- ACTIVITY:
Search the records below for the word "authorization", then return every line where it appears.

Page and application data records
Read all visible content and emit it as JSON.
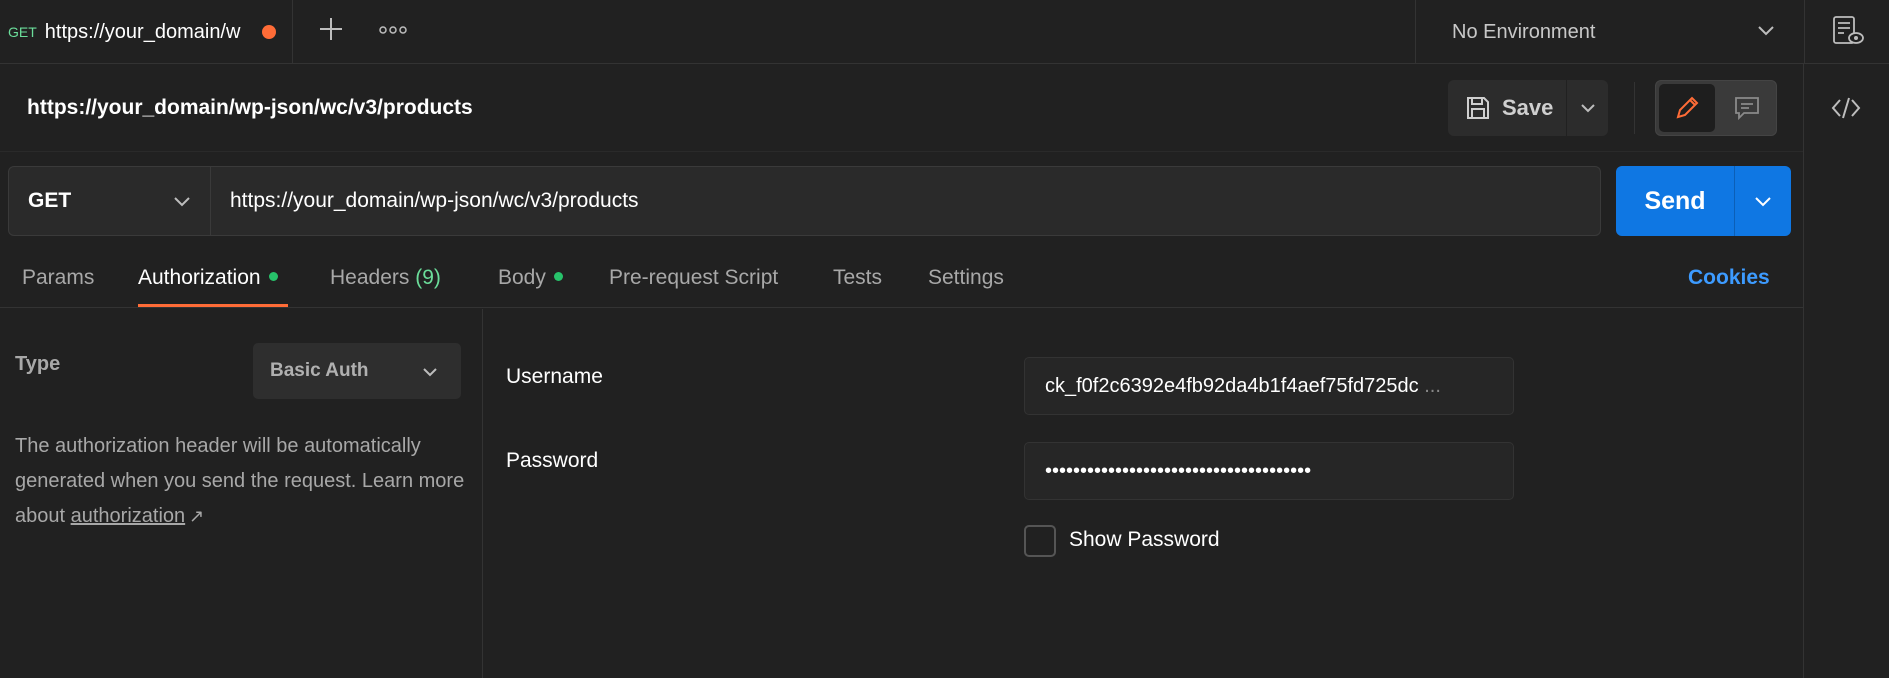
{
  "tab": {
    "method": "GET",
    "title": "https://your_domain/w",
    "modified_color": "#ff6c37"
  },
  "environment": {
    "selected": "No Environment"
  },
  "request": {
    "name": "https://your_domain/wp-json/wc/v3/products",
    "method": "GET",
    "url": "https://your_domain/wp-json/wc/v3/products"
  },
  "toolbar": {
    "save_label": "Save",
    "send_label": "Send"
  },
  "tabs": {
    "params": "Params",
    "authorization": "Authorization",
    "headers": "Headers",
    "headers_count": "(9)",
    "body": "Body",
    "prerequest": "Pre-request Script",
    "tests": "Tests",
    "settings": "Settings",
    "cookies": "Cookies"
  },
  "auth": {
    "type_label": "Type",
    "type_value": "Basic Auth",
    "help_text": "The authorization header will be automatically generated when you send the request. Learn more about",
    "help_link": "authorization",
    "help_arrow": "↗",
    "username_label": "Username",
    "username_value": "ck_f0f2c6392e4fb92da4b1f4aef75fd725dc",
    "username_ellipsis": "...",
    "password_label": "Password",
    "password_value": "••••••••••••••••••••••••••••••••••••••",
    "show_password_label": "Show Password"
  },
  "colors": {
    "accent_orange": "#ff6c37",
    "send_blue": "#0f77e3",
    "green": "#27c26a",
    "link_blue": "#3d9bff"
  }
}
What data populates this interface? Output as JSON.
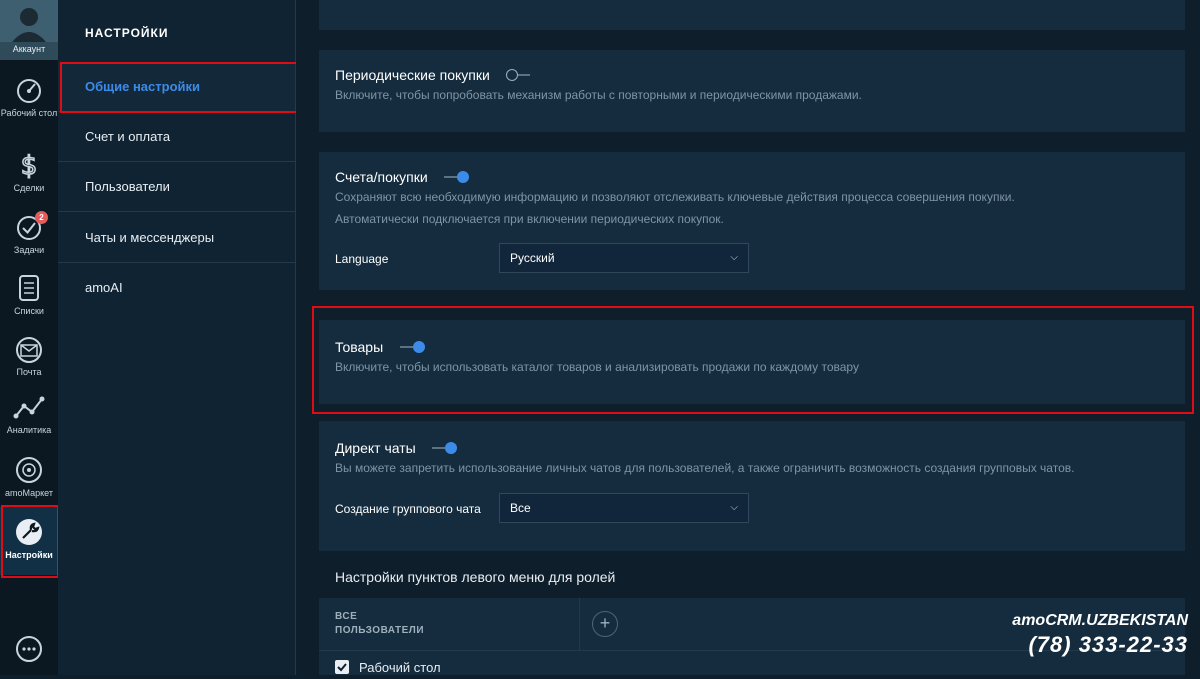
{
  "rail": {
    "account": "Аккаунт",
    "items": [
      {
        "label": "Рабочий стол",
        "icon": "dashboard-icon"
      },
      {
        "label": "Сделки",
        "icon": "dollar-icon"
      },
      {
        "label": "Задачи",
        "icon": "checkmark-icon",
        "badge": "2"
      },
      {
        "label": "Списки",
        "icon": "list-icon"
      },
      {
        "label": "Почта",
        "icon": "mail-icon"
      },
      {
        "label": "Аналитика",
        "icon": "analytics-icon"
      },
      {
        "label": "amoМаркет",
        "icon": "market-icon"
      },
      {
        "label": "Настройки",
        "icon": "wrench-icon"
      }
    ]
  },
  "settings_nav": {
    "title": "НАСТРОЙКИ",
    "items": [
      {
        "label": "Общие настройки"
      },
      {
        "label": "Счет и оплата"
      },
      {
        "label": "Пользователи"
      },
      {
        "label": "Чаты и мессенджеры"
      },
      {
        "label": "amoAI"
      }
    ]
  },
  "panels": {
    "periodic": {
      "title": "Периодические покупки",
      "enabled": false,
      "desc": "Включите, чтобы попробовать механизм работы с повторными и периодическими продажами."
    },
    "invoices": {
      "title": "Счета/покупки",
      "enabled": true,
      "desc1": "Сохраняют всю необходимую информацию и позволяют отслеживать ключевые действия процесса совершения покупки.",
      "desc2": "Автоматически подключается при включении периодических покупок.",
      "language_label": "Language",
      "language_value": "Русский"
    },
    "goods": {
      "title": "Товары",
      "enabled": true,
      "desc": "Включите, чтобы использовать каталог товаров и анализировать продажи по каждому товару"
    },
    "direct_chats": {
      "title": "Директ чаты",
      "enabled": true,
      "desc": "Вы можете запретить использование личных чатов для пользователей, а также ограничить возможность создания групповых чатов.",
      "group_label": "Создание группового чата",
      "group_value": "Все"
    }
  },
  "roles": {
    "section_title": "Настройки пунктов левого меню для ролей",
    "all_users_line1": "ВСЕ",
    "all_users_line2": "ПОЛЬЗОВАТЕЛИ",
    "add": "+",
    "row_label": "Рабочий стол"
  },
  "brand": {
    "name": "amoCRM.UZBEKISTAN",
    "phone": "(78) 333-22-33"
  },
  "colors": {
    "accent": "#3d8be8",
    "highlight": "#e00b14",
    "badge": "#e45b5b"
  }
}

- SOLUTION:
    "authorization": "Authorization",
    "help_text": "The authorization header will be automatically generated when you send the request. Learn more about",
    "help_link": "authorization",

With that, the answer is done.